In the News

April 15, 2011


Louis Garneau is pleased to announce the helmet sponsorship of Current World Champion, Mirinda Carfrae. Carfrae won the 2010 Ford Ironman World Championships wearing a Louis Garneau Chrono-Leggera, and this year, Carfrae will be racing in the new windtunnel tested Vorttice helmet. Louis Garneau has proven their strength as a leader in helmets outfitting some of the world's best triathletes including: Chrissie Wellington, Joe Gambles, Samantha McGlone, and team TBB. In 2010, Louis Garneau was also ranked #1 at the Kona Helmet Count.
"After using a Garneau helmet for a number of years, I am thrilled to have become an official member of the Garneau family. I spent a whole day in the wind tunnel with Felt and found the Vorttice to be the most aerodynamic helmet on the market, but what has impressed me most is its ability to keep my head cool-which of course is hugely important when you consider the risks of overheating in races like Kona", remarks Carfrae.

"We are excited to work with Mirinda", notes Pierre Perron, International Marketing Director at Louis Garneau. "Working with athletes of her caliber is the only way we can hold our position as #1 in triathlon helmets. We have windtunnel tested the Vorttice helmet and know the aerodynamic strength it has. With the help of professional athletes, we will work to convey this message to all levels of triathletes."

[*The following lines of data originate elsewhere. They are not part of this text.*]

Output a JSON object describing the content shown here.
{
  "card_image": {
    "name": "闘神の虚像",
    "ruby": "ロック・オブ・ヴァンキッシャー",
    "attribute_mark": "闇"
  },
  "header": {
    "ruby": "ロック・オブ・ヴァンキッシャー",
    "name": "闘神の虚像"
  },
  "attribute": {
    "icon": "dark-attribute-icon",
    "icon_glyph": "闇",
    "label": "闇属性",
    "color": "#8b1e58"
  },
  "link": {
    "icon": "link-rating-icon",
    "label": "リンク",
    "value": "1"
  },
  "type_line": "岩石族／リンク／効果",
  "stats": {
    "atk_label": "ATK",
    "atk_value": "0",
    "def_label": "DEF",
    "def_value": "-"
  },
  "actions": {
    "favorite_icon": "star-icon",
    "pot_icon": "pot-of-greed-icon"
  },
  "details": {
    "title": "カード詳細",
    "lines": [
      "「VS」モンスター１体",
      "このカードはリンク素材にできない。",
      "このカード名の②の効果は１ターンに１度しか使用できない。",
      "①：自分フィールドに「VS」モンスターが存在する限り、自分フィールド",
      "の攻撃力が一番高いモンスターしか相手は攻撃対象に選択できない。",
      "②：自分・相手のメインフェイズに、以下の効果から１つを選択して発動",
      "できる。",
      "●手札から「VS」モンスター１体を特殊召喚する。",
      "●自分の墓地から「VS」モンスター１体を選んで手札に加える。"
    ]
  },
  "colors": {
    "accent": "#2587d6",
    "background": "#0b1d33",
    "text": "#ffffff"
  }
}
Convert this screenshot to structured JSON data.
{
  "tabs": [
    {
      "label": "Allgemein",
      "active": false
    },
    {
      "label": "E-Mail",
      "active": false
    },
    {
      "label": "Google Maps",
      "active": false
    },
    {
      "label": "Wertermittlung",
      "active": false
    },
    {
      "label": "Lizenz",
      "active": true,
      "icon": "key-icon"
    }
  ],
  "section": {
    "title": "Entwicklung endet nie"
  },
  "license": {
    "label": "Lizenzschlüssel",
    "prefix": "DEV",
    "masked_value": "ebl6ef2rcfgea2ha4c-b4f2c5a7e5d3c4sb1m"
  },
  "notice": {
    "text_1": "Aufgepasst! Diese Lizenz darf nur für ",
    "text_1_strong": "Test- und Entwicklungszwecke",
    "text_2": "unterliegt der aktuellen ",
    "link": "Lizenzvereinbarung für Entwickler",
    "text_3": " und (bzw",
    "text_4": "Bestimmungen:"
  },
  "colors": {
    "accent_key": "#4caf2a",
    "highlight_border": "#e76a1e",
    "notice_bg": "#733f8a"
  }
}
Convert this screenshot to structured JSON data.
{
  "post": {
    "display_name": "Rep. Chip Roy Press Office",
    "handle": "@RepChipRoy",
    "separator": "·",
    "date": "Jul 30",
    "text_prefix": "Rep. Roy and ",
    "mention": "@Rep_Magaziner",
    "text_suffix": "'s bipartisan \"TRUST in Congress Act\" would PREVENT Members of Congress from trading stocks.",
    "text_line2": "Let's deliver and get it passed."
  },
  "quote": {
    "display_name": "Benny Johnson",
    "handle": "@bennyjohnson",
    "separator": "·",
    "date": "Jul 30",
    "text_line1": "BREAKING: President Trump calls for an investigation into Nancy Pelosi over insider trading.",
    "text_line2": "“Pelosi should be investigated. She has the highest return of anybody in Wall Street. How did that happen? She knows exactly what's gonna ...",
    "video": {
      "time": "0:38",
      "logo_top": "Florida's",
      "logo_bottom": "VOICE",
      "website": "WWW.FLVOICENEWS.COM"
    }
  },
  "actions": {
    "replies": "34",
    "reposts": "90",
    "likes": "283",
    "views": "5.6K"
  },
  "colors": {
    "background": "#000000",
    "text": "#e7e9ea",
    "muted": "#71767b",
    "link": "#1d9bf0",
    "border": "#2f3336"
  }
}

The Vorttice helmet is a true revolution in aerodynamic helmets designed to be faster than the competition. Unlike any other aero helmet, proven dimpled technology at the front of the helmets causes air to flow closely to the helmet. When hitting the "Vortex Generator" at the top of the helmet, the air is accelerated again so it can glide along to the end of the helmet and eliminate air disturbances. The unique "air intake" situated at the highest pressure point on the helmet directs the air along the 3 evacuation channels, keeping the rider cool and directing the flow of air through and out the helmet. When the cyclist is riding straight forward, the air must change direction to skirt around the helmet. This creates a high pressure zone in front of the helmet making it the perfect place to position the vent. Air goes in at high speed, moves around the head through internal evacuation channels and exits at the back opening. Heat produced by the cyclist's head is then wicked out through the back. Designed to improve aerodynamic performance, the Vorttice lens is ventilated and included with the helmet. The shape of the helmet, the air intake system and the Vortex Generator prove to be exceptional at managing winds from all directions allowing athletes to go faster while spending less energy.